What is being asked:
Scan the data below for the string "title". Copy every line where it appears.

Records for this task:
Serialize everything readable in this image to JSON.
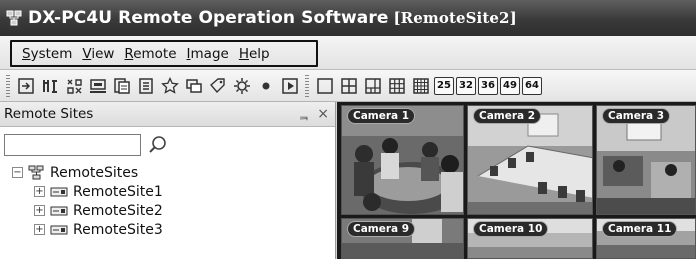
{
  "window": {
    "title": "DX-PC4U Remote Operation Software",
    "site": "[RemoteSite2]",
    "icon": "network-icon"
  },
  "menu": {
    "items": [
      {
        "name": "System",
        "mnemonic": "S",
        "rest": "ystem"
      },
      {
        "name": "View",
        "mnemonic": "V",
        "rest": "iew"
      },
      {
        "name": "Remote",
        "mnemonic": "R",
        "rest": "emote"
      },
      {
        "name": "Image",
        "mnemonic": "I",
        "rest": "mage"
      },
      {
        "name": "Help",
        "mnemonic": "H",
        "rest": "elp"
      }
    ]
  },
  "toolbar": {
    "layout_numbers": [
      "25",
      "32",
      "36",
      "49",
      "64"
    ]
  },
  "panel": {
    "title": "Remote Sites",
    "pin_glyph": "ᆿ",
    "close_glyph": "×",
    "search": {
      "value": "",
      "placeholder": ""
    },
    "tree": {
      "root": {
        "label": "RemoteSites",
        "expander": "−"
      },
      "children": [
        {
          "label": "RemoteSite1",
          "expander": "+"
        },
        {
          "label": "RemoteSite2",
          "expander": "+"
        },
        {
          "label": "RemoteSite3",
          "expander": "+"
        }
      ]
    }
  },
  "cameras": [
    {
      "label": "Camera 1"
    },
    {
      "label": "Camera 2"
    },
    {
      "label": "Camera 3"
    },
    {
      "label": "Camera 9"
    },
    {
      "label": "Camera 10"
    },
    {
      "label": "Camera 11"
    }
  ]
}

Answer to this problem:
    "title": "DX-PC4U Remote Operation Software",
    "title": "Remote Sites",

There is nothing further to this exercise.